Christians are uniquely equipped to thrive in tumultuous times, not because we’re great, but because our God is.
Whether it’s through media stories, political reports, or comedy skits, Christians are often characterized as whiny, entitled children. We’re portrayed as bigoted hate-mongers, looking down on others while blinded to our own shortcomings and unable to see past that great big beam we have lodged in our own eye when trying to remove a splinter from someone else’s. We’re typecast as outdated, overrated and irrelevant.
But, when someone meets an actual Christian these days, they’re often intrigued because we don’t fit the stereotype.
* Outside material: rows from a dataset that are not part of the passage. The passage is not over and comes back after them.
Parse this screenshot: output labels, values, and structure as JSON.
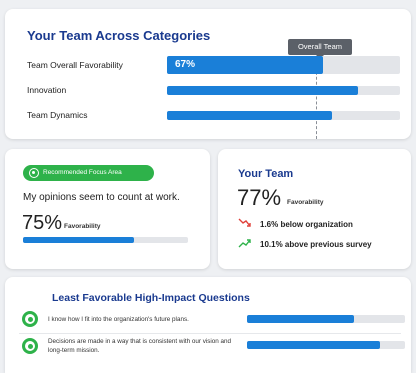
{
  "team_card": {
    "title": "Your Team Across Categories",
    "tooltip": "Overall Team",
    "rows": [
      {
        "label": "Team Overall Favorability",
        "value_label": "67%",
        "fill_fraction": 0.67,
        "benchmark_fraction": 0.67
      },
      {
        "label": "Innovation",
        "fill_fraction": 0.82
      },
      {
        "label": "Team Dynamics",
        "fill_fraction": 0.71
      }
    ]
  },
  "focus_card": {
    "badge": "Recommended Focus Area",
    "statement": "My opinions seem to count at work.",
    "value": "75%",
    "value_label": "Favorability",
    "fill_fraction": 0.67
  },
  "your_team_card": {
    "title": "Your Team",
    "value": "77%",
    "value_label": "Favorability",
    "deltas": [
      {
        "text": "1.6% below organization",
        "direction": "down",
        "color": "#e0413a"
      },
      {
        "text": "10.1% above previous survey",
        "direction": "up",
        "color": "#2eb24a"
      }
    ]
  },
  "least_card": {
    "title": "Least Favorable High-Impact Questions",
    "questions": [
      {
        "text": "I know how I fit into the organization's future plans.",
        "fill_fraction": 0.68
      },
      {
        "text": "Decisions are made in a way that is consistent with our vision and long-term mission.",
        "fill_fraction": 0.84
      }
    ]
  },
  "colors": {
    "accent_blue": "#1a7fd8",
    "title_navy": "#1a3a8f",
    "green": "#2eb24a",
    "red": "#e0413a",
    "track": "#e3e5e9"
  }
}
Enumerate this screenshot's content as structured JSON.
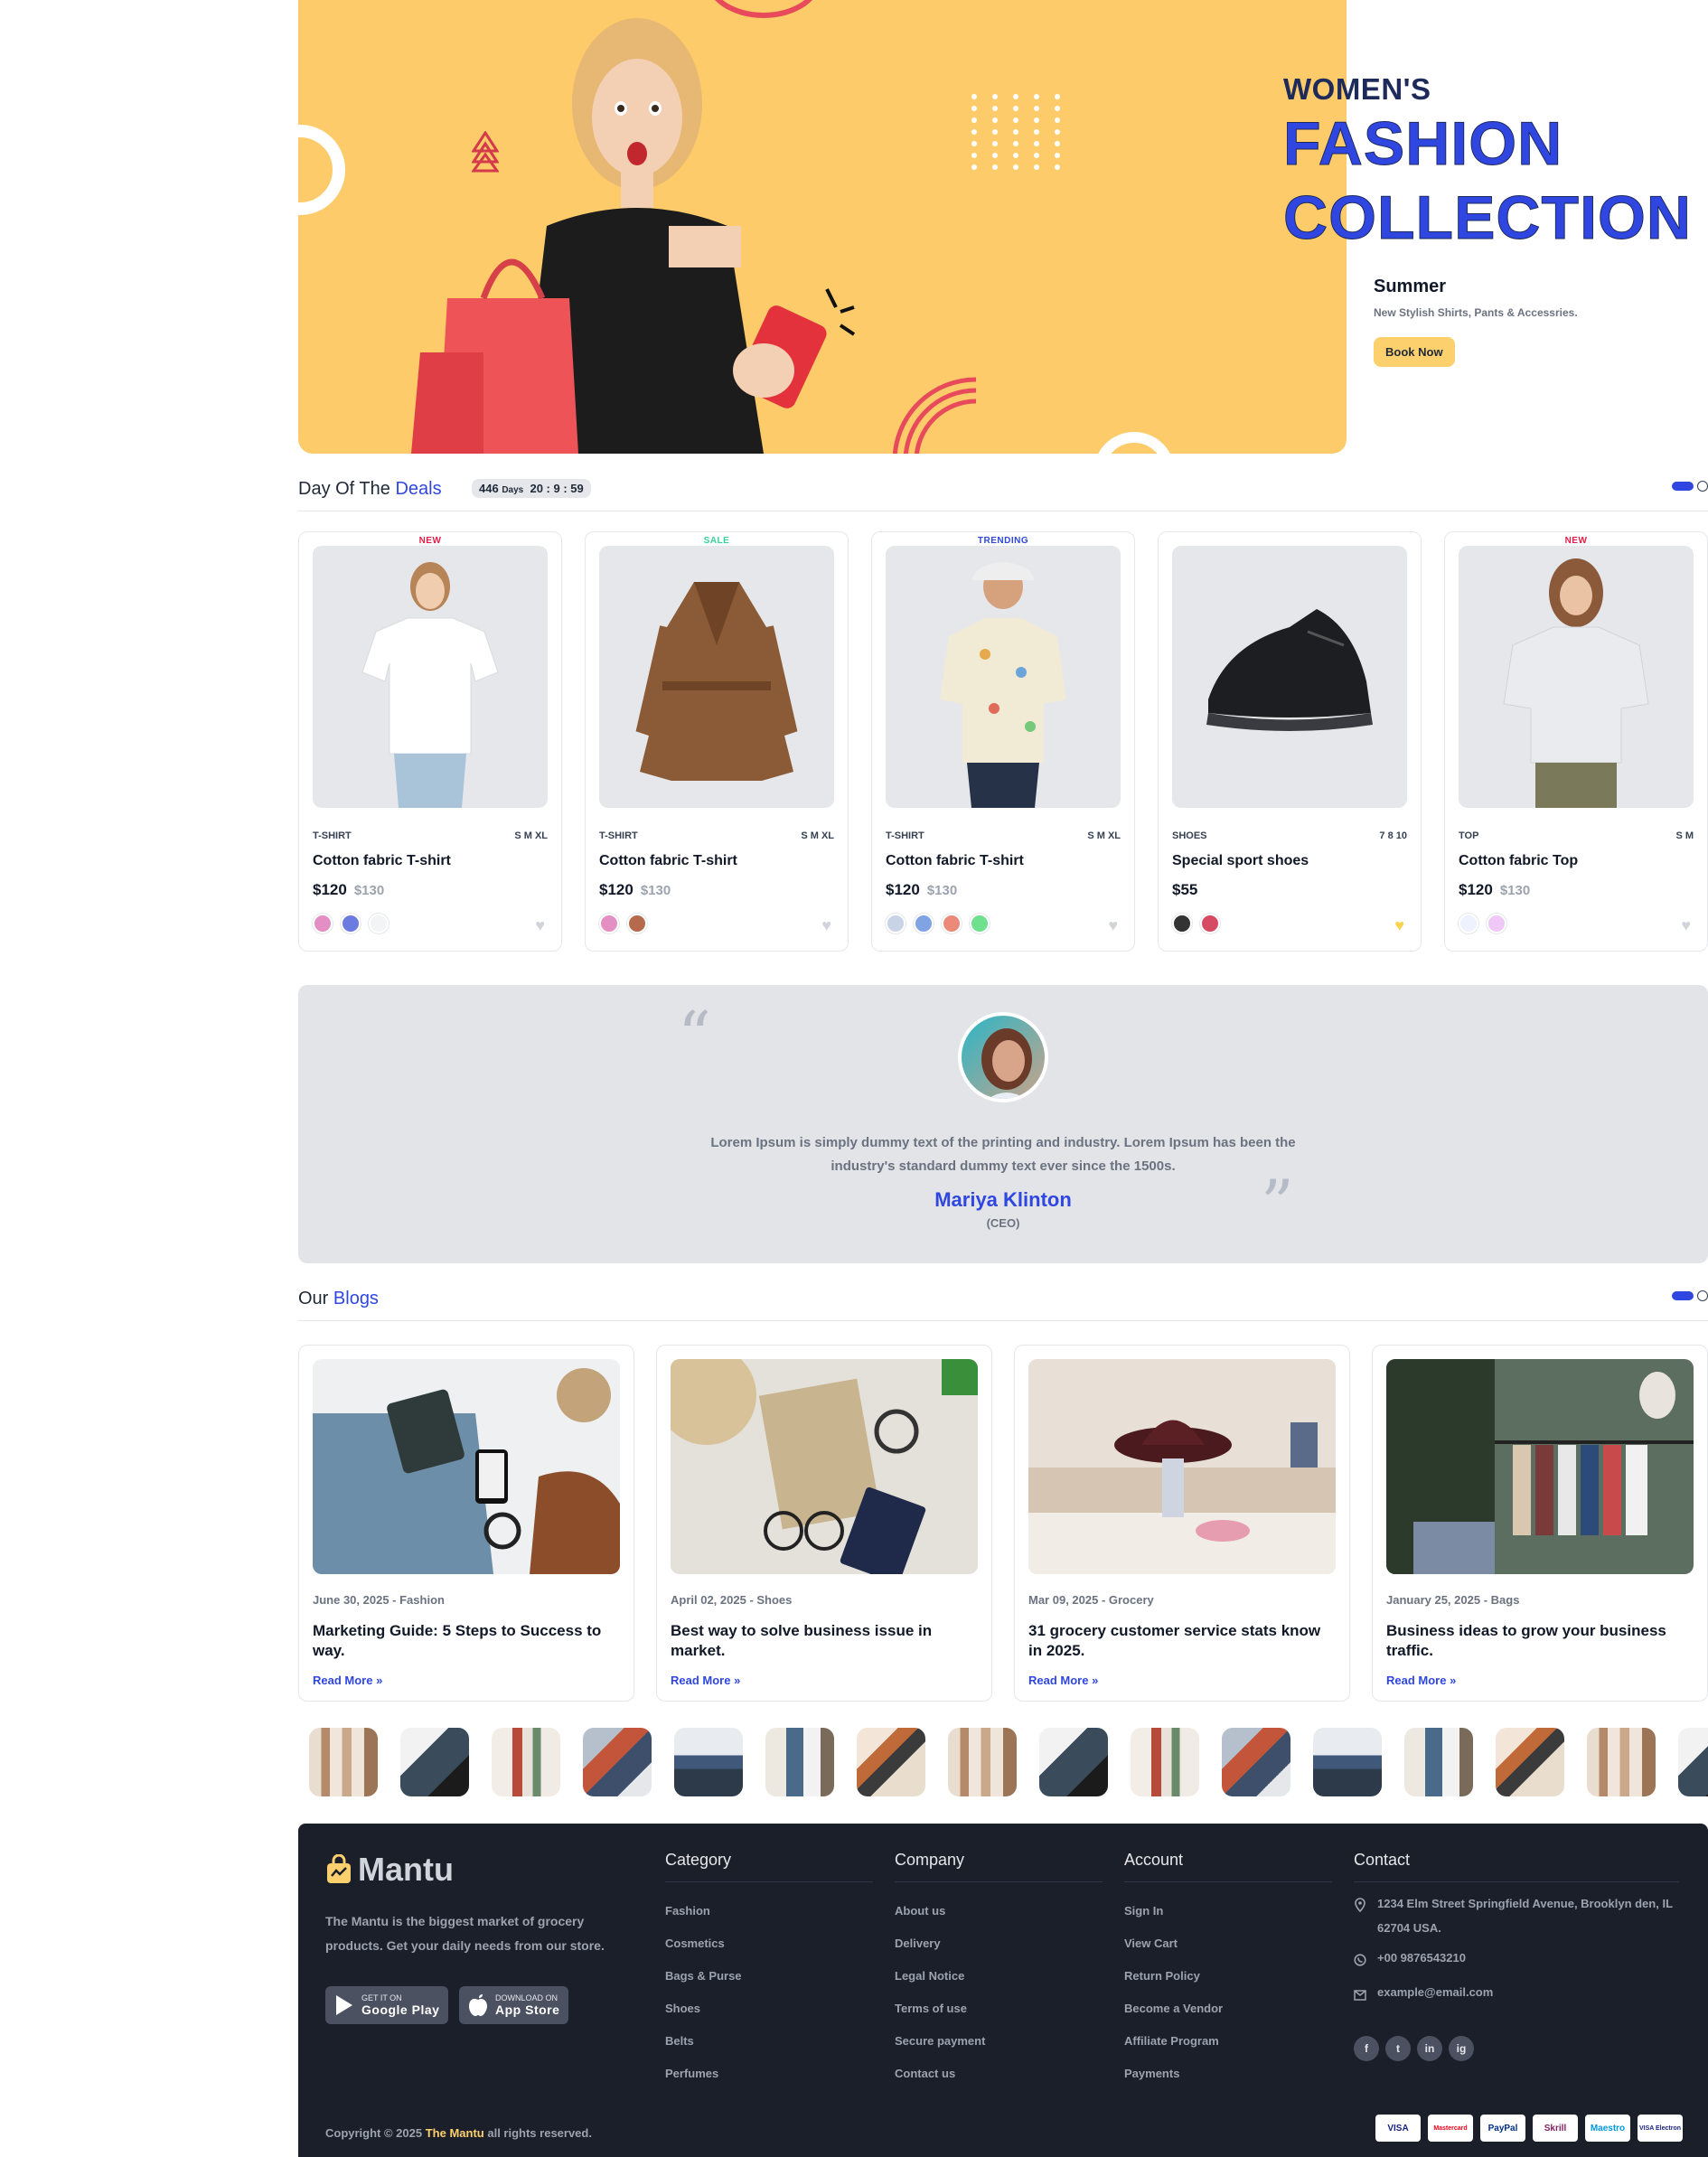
{
  "hero": {
    "kicker": "WOMEN'S",
    "title_line1": "FASHION",
    "title_line2": "COLLECTION",
    "season": "Summer",
    "description": "New Stylish Shirts, Pants & Accessries.",
    "cta": "Book Now"
  },
  "deals": {
    "title_plain": "Day Of The",
    "title_accent": "Deals",
    "timer": {
      "days": "446",
      "days_label": "Days",
      "clock": "20 : 9  : 59"
    },
    "products": [
      {
        "badge": "NEW",
        "badge_color": "#e11d48",
        "category": "T-SHIRT",
        "sizes": "S M XL",
        "name": "Cotton fabric T-shirt",
        "price": "$120",
        "old_price": "$130",
        "swatches": [
          "#e38fc4",
          "#6b7be0",
          "#f3f4f6"
        ],
        "favorite": false
      },
      {
        "badge": "SALE",
        "badge_color": "#34d399",
        "category": "T-SHIRT",
        "sizes": "S M XL",
        "name": "Cotton fabric T-shirt",
        "price": "$120",
        "old_price": "$130",
        "swatches": [
          "#e38fc4",
          "#b56a4d"
        ],
        "favorite": false
      },
      {
        "badge": "TRENDING",
        "badge_color": "#2f47e0",
        "category": "T-SHIRT",
        "sizes": "S M XL",
        "name": "Cotton fabric T-shirt",
        "price": "$120",
        "old_price": "$130",
        "swatches": [
          "#c8d3e6",
          "#7fa3e3",
          "#ec8a7a",
          "#6fe08e"
        ],
        "favorite": false
      },
      {
        "badge": "",
        "badge_color": "#ffffff",
        "category": "SHOES",
        "sizes": "7 8 10",
        "name": "Special sport shoes",
        "price": "$55",
        "old_price": "",
        "swatches": [
          "#333333",
          "#d64b63"
        ],
        "favorite": true
      },
      {
        "badge": "NEW",
        "badge_color": "#e11d48",
        "category": "TOP",
        "sizes": "S M",
        "name": "Cotton fabric Top",
        "price": "$120",
        "old_price": "$130",
        "swatches": [
          "#eef2ff",
          "#f0c8f7"
        ],
        "favorite": false
      }
    ]
  },
  "testimonial": {
    "text": "Lorem Ipsum is simply dummy text of the printing and industry. Lorem Ipsum has been the industry's standard dummy text ever since the 1500s.",
    "name": "Mariya Klinton",
    "role": "(CEO)"
  },
  "blogs": {
    "title_plain": "Our",
    "title_accent": "Blogs",
    "posts": [
      {
        "meta": "June 30, 2025 - Fashion",
        "title": "Marketing Guide: 5 Steps to Success to way.",
        "more": "Read More"
      },
      {
        "meta": "April 02, 2025 - Shoes",
        "title": "Best way to solve business issue in market.",
        "more": "Read More"
      },
      {
        "meta": "Mar 09, 2025 - Grocery",
        "title": "31 grocery customer service stats know in 2025.",
        "more": "Read More"
      },
      {
        "meta": "January 25, 2025 - Bags",
        "title": "Business ideas to grow your business traffic.",
        "more": "Read More"
      }
    ]
  },
  "footer": {
    "brand": "Mantu",
    "about": "The Mantu is the biggest market of grocery products. Get your daily needs from our store.",
    "google_play": {
      "small": "GET IT ON",
      "big": "Google Play"
    },
    "app_store": {
      "small": "DOWNLOAD ON",
      "big": "App Store"
    },
    "category": {
      "title": "Category",
      "links": [
        "Fashion",
        "Cosmetics",
        "Bags & Purse",
        "Shoes",
        "Belts",
        "Perfumes"
      ]
    },
    "company": {
      "title": "Company",
      "links": [
        "About us",
        "Delivery",
        "Legal Notice",
        "Terms of use",
        "Secure payment",
        "Contact us"
      ]
    },
    "account": {
      "title": "Account",
      "links": [
        "Sign In",
        "View Cart",
        "Return Policy",
        "Become a Vendor",
        "Affiliate Program",
        "Payments"
      ]
    },
    "contact": {
      "title": "Contact",
      "address": "1234 Elm Street Springfield Avenue, Brooklyn den, IL 62704 USA.",
      "phone": "+00 9876543210",
      "email": "example@email.com"
    },
    "social": [
      "f",
      "t",
      "in",
      "ig"
    ],
    "copyright_pre": "Copyright © 2025",
    "copyright_brand": "The Mantu",
    "copyright_post": "all rights reserved.",
    "payments": [
      "VISA",
      "Mastercard",
      "PayPal",
      "Skrill",
      "Maestro",
      "VISA Electron"
    ]
  }
}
We hold strong convictions, which is unusual in itself in today’s world, and we try to express them with gentleness and respect (1 Peter 3:15). We don’t demonize those we disagree with. We try to treat them with charity in the same way we’d want them to treat us (Matthew 7:12). And we do our best to encounter and engage others with humility because we know that we’re imperfect and we need God’s saving grace as well.
That’s why 1 Peter 2:12 tells us to: “Live such good lives among the unbelievers that, even though they accuse you of doing wrong, they may see your good deeds and glorify God on the day he visits us.” Because when Christians engage their neighbors with courageous, humble, honest, servant-hearted love, people’s hearts are changed.
Christians know Jesus offers a better way, but we can’t just tell folks Jesus is the answer and expect peace. The issues are far too complex and wounds too deep to just add another band-aid and hope that everything will be fine. The hard work of praying, fasting, listening, learning, confessing, repenting, forgiving, and changing is required on all sides.
For those who have had to endure suffering and injustice, I encourage you to continue to build and strengthen a resilient faith. Many of our forefathers endured oppression, but they grew in faith in spite of the many roadblocks placed in their way. We need to see that resilience now. Entrenched injustice won’t be corrected overnight, but we are still a family in Christ. The Lord calls us to “hope” all things, including hoping for and seeing the best in our fellow believers, even when we hurt, confuse, or disappoint each other.
In spite of our many failings, in Jesus we are enough because “[Jesus] is our peace, who has made us one and has broken down in his flesh the dividing wall of hostility.” (Ephesians 2:14). Looking for unity and reconciliation? The answer is Jesus.